Return all lines below containing the word "name".

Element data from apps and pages
-------

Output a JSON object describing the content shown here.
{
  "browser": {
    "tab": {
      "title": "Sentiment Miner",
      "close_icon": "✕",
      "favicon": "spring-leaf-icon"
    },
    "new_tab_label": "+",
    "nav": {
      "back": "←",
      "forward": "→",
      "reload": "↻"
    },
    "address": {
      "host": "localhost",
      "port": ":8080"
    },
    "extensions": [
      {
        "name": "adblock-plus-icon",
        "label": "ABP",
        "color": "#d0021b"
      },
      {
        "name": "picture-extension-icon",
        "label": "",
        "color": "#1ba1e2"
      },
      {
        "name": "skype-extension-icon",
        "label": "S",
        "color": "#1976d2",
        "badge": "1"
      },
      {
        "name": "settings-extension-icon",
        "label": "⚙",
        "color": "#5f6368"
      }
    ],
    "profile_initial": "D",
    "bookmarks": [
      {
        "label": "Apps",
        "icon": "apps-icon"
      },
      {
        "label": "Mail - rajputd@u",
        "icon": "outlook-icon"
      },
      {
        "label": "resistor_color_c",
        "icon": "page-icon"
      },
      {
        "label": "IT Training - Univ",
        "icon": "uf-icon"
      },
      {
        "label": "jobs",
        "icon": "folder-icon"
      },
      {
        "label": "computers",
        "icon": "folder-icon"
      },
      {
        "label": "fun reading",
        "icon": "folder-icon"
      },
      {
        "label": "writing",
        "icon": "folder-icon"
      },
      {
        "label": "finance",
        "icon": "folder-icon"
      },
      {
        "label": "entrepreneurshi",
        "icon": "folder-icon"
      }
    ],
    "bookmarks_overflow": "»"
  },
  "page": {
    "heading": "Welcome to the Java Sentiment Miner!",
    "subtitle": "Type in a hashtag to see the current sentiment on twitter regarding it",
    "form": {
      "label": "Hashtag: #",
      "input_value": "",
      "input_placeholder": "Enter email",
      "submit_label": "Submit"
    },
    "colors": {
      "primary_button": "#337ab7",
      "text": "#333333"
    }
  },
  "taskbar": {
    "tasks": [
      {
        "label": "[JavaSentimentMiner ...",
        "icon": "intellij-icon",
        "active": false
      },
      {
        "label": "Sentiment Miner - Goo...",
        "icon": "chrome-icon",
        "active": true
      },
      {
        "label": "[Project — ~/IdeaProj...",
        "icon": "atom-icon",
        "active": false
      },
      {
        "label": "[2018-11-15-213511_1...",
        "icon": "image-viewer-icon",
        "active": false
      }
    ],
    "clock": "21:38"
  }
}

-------

Answer area:
        "name": "adblock-plus-icon",
        "name": "picture-extension-icon",
        "name": "skype-extension-icon",
        "name": "settings-extension-icon",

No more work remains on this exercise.